The Boys' Brigade, founded in Scotland in 1883, spread, along with several offshoots, to non-Anglican denominations in Melbourne by 1890-91. These movements took as their object 'The Promotion of habits of Obedience, Discipline, Self-Respect and all that tends towards a true Christian manliness'. Unlike the rescue movements, uniformed church-based Boys' Brigades were not specifically directed towards working-class boys and displayed a much greater tolerance of secular 'manliness'. By 1904 there were 500 brigades in Melbourne but the introduction of the non-denominational Boy Scouts and Cadet Corps saw many companies fold, and the movement all but collapsed in the 1910s before a gradual and limited postwar revival. Other denominationally based youth organisations shared a similar fate.
The scouting movement, introduced to Melbourne in 1908, grew rapidly, claiming 6000 members statewide by 1916. Initially focused on boys aged between 10 and 18, it sought to inculcate masculine hardihood as well as notions of disciplined and patriotic manliness. The first Melbourne branch of the Girl Guides movement was founded, in Hawthorn in 1911. While it offered its members some of the adventures of scouting it also trained girls in more feminine pursuits and ideals.

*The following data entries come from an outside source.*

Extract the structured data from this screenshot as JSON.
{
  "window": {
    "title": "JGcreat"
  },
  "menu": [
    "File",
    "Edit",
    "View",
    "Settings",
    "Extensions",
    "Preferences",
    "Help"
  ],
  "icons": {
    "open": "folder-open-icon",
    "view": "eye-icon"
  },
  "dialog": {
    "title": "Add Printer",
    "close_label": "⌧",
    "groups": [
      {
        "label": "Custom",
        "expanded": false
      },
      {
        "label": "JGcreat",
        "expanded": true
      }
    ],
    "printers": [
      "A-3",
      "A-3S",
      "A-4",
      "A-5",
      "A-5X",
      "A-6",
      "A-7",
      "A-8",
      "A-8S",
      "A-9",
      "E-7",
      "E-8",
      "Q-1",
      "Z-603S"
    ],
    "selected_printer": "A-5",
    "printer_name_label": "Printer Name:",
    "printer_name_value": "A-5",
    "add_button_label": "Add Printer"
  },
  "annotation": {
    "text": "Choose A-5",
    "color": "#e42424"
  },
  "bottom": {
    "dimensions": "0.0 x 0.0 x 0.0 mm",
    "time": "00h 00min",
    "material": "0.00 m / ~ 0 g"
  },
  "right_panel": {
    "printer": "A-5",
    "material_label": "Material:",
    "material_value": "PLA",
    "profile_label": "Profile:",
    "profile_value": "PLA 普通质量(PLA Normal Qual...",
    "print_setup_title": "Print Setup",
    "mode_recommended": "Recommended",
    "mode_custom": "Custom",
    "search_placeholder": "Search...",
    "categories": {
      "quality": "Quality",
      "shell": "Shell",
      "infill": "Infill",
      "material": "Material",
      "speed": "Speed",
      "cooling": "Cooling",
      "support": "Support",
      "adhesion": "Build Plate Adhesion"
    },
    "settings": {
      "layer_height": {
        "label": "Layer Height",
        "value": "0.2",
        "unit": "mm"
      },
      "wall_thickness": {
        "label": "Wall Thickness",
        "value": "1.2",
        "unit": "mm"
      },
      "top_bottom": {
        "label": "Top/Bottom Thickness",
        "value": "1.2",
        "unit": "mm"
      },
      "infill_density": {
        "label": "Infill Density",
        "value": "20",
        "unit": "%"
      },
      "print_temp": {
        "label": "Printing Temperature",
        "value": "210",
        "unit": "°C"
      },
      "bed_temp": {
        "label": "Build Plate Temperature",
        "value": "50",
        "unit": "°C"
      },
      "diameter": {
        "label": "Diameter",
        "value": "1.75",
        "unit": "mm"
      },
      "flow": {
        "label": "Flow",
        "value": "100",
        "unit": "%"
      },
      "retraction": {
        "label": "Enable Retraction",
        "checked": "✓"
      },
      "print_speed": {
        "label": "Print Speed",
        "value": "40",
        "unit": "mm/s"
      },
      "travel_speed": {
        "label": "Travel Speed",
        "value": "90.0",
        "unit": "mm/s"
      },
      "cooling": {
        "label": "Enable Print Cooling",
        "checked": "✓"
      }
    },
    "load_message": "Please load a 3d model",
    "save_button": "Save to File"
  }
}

Concerns about juvenile delinquency and the increased leisure that followed from the extension of secondary education led to a revival of youth organisations after World War II. Associations like the Girls Friendly Society, the Church of England Boys' Society and the Young Anglican Fellowships, and parallel organisations in other denominations, offered 'healthy' recreation to young churchgoers, while Police and Citizens Youth Clubs performed a similar function for the nonaligned. With the proliferation of leisure activities from the 1960s their appeal declined. Those that survived now draw the bulk of their members from the younger age groups, offering entertainment and recreation rather than training in citizenship and religion. While both Scouts and Guides continue to have a substantial presence in Melbourne, sporting clubs are now the most common youth associations in the city.